Entries taken from a collection

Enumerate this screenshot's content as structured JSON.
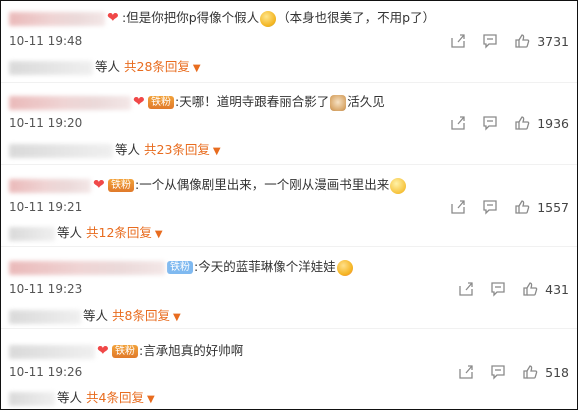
{
  "comments": [
    {
      "comment": "但是你把你p得像个假人",
      "comment_tail": "（本身也很美了，不用p了）",
      "time": "10-11 19:48",
      "likes": "3731",
      "reply_suffix": "等人",
      "reply_count": "共28条回复",
      "emoji_icon": "laughing-tears-emoji-icon"
    },
    {
      "fan_badge": "铁粉",
      "comment": "天哪！道明寺跟春丽合影了",
      "comment_tail": "活久见",
      "time": "10-11 19:20",
      "likes": "1936",
      "reply_suffix": "等人",
      "reply_count": "共23条回复",
      "emoji_icon": "doge-emoji-icon"
    },
    {
      "fan_badge": "铁粉",
      "comment": "一个从偶像剧里出来，一个刚从漫画书里出来",
      "time": "10-11 19:21",
      "likes": "1557",
      "reply_suffix": "等人",
      "reply_count": "共12条回复",
      "emoji_icon": "scream-emoji-icon"
    },
    {
      "fan_badge": "铁粉",
      "comment": "今天的蓝菲琳像个洋娃娃",
      "time": "10-11 19:23",
      "likes": "431",
      "reply_suffix": "等人",
      "reply_count": "共8条回复",
      "emoji_icon": "blowing-kiss-emoji-icon"
    },
    {
      "fan_badge": "铁粉",
      "comment": "言承旭真的好帅啊",
      "time": "10-11 19:26",
      "likes": "518",
      "reply_suffix": "等人",
      "reply_count": "共4条回复"
    }
  ],
  "icons": {
    "share": "share-icon",
    "comment": "comment-icon",
    "like": "thumbs-up-icon",
    "heart_badge": "heart-badge-icon",
    "caret": "caret-down-icon"
  },
  "colors": {
    "accent": "#e86c1f",
    "fan_badge_gold": "#f2a23a",
    "fan_badge_blue": "#7fb9f0",
    "icon_gray": "#8a8a8a"
  }
}
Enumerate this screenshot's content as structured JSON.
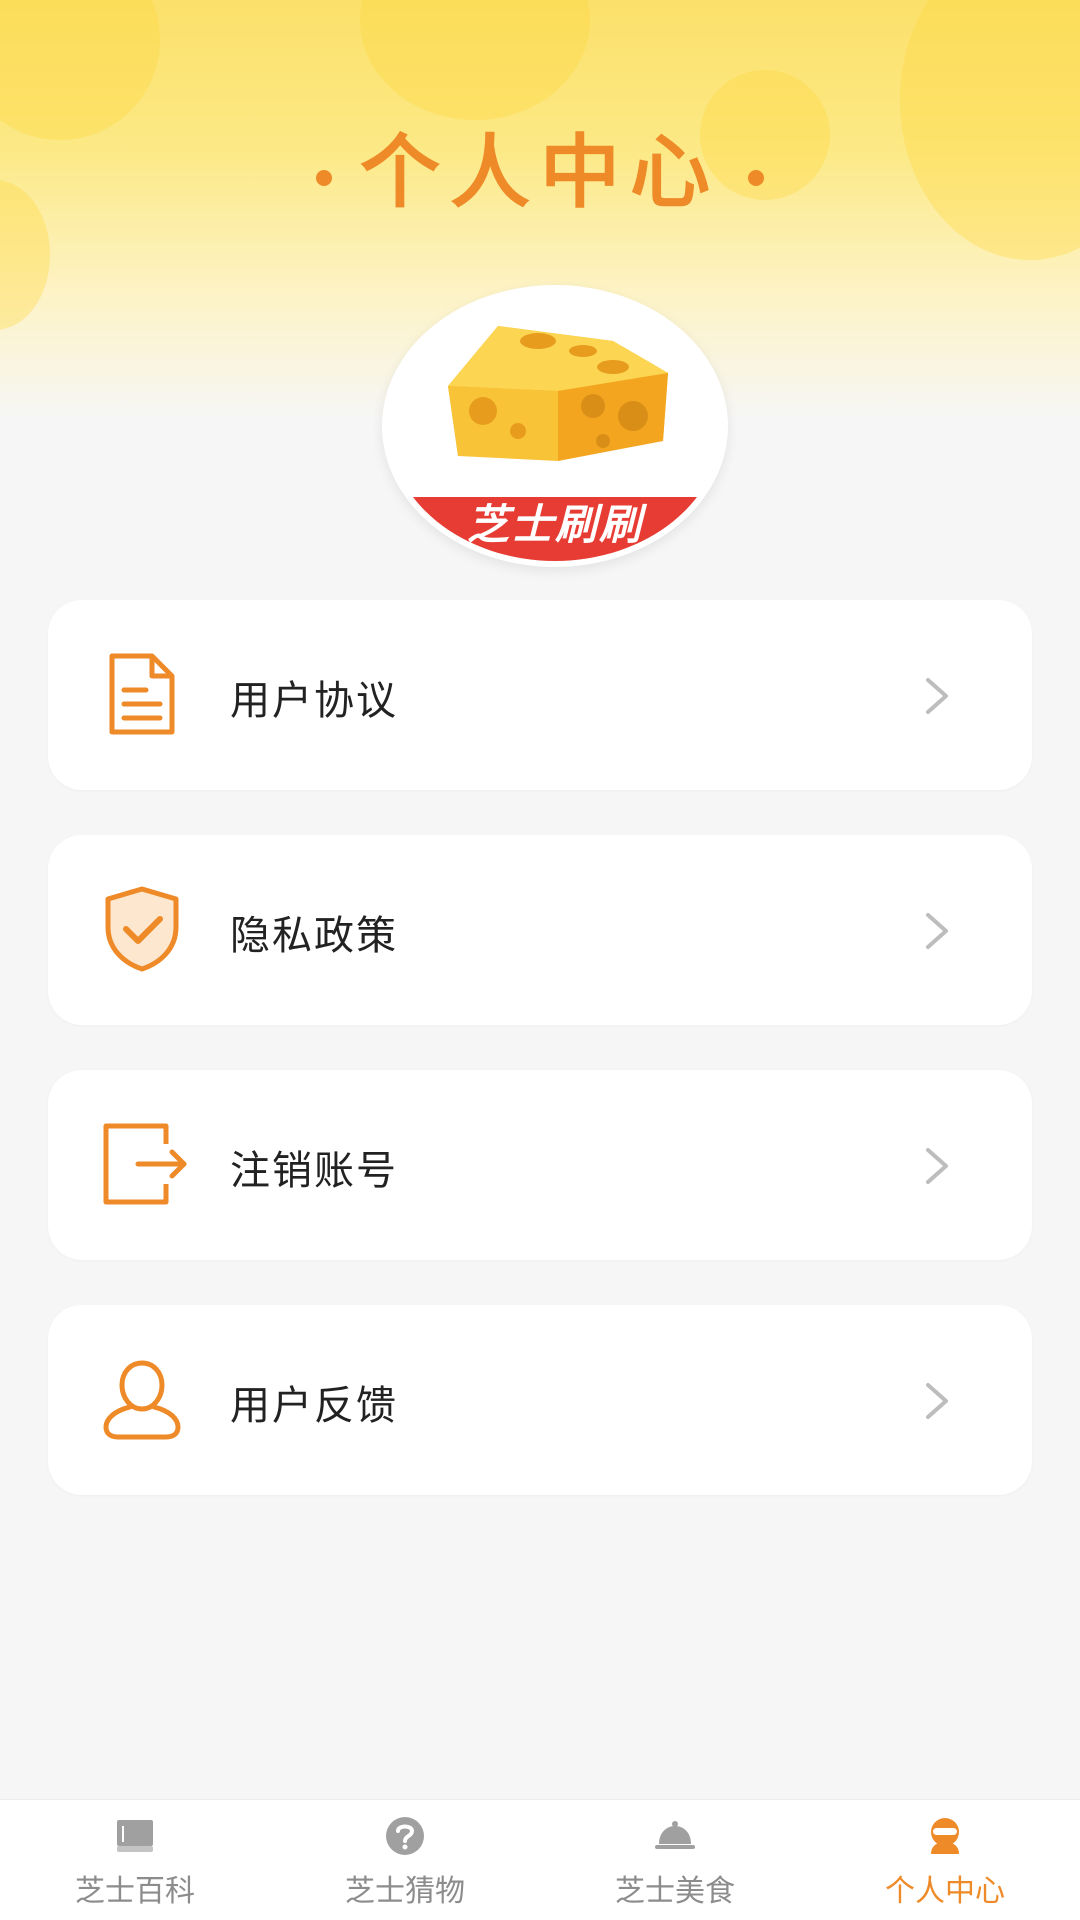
{
  "header": {
    "title": "个人中心",
    "avatar_banner_text": "芝士刷刷"
  },
  "menu": [
    {
      "label": "用户协议",
      "icon": "document-icon"
    },
    {
      "label": "隐私政策",
      "icon": "shield-check-icon"
    },
    {
      "label": "注销账号",
      "icon": "logout-icon"
    },
    {
      "label": "用户反馈",
      "icon": "user-icon"
    }
  ],
  "tabbar": {
    "active": "个人中心",
    "items": [
      {
        "label": "芝士百科",
        "icon": "book-icon"
      },
      {
        "label": "芝士猜物",
        "icon": "question-icon"
      },
      {
        "label": "芝士美食",
        "icon": "food-cloche-icon"
      },
      {
        "label": "个人中心",
        "icon": "profile-icon"
      }
    ]
  },
  "colors": {
    "accent": "#ee8a28",
    "header_yellow": "#fbe06a",
    "background": "#f6f6f6",
    "tab_inactive": "#8c8c8c",
    "banner_red": "#e73c33"
  }
}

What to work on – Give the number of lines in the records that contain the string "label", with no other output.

Solved exercise – 8